(Entries from a dataset of interfaces)
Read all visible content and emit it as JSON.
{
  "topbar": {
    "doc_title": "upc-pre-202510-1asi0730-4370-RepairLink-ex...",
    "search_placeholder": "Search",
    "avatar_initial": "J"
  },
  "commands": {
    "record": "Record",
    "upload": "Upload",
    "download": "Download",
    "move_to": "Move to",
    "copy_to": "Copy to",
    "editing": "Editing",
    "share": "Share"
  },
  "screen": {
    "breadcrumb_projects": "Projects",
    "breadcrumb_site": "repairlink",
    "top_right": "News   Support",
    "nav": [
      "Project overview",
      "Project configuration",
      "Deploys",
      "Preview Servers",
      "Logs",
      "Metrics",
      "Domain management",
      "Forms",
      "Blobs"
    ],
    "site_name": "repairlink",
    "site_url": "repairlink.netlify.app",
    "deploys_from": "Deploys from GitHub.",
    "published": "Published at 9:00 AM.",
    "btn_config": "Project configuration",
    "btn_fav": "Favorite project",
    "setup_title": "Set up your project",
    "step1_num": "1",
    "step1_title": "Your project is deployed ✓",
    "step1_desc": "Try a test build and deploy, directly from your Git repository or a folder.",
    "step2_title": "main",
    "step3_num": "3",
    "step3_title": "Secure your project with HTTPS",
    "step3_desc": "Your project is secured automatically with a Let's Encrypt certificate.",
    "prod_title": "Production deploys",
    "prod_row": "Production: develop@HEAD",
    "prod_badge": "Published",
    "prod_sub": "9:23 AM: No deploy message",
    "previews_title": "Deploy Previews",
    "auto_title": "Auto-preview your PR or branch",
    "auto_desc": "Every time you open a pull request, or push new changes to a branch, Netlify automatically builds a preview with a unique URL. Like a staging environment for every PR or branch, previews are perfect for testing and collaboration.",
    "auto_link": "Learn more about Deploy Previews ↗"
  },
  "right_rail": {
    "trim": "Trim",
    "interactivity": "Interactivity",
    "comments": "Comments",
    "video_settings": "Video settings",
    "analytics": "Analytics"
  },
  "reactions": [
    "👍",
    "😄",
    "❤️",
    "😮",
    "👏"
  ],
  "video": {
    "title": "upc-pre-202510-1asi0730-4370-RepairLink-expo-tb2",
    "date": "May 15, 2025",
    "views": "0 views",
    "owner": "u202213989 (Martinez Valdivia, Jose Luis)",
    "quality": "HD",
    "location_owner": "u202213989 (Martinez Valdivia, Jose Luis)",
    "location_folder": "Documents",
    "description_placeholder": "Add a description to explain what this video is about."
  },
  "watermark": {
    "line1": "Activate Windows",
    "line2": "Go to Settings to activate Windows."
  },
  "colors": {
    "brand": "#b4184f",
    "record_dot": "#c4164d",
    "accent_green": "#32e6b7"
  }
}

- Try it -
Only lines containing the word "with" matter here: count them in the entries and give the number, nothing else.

- Result of this exercise -
3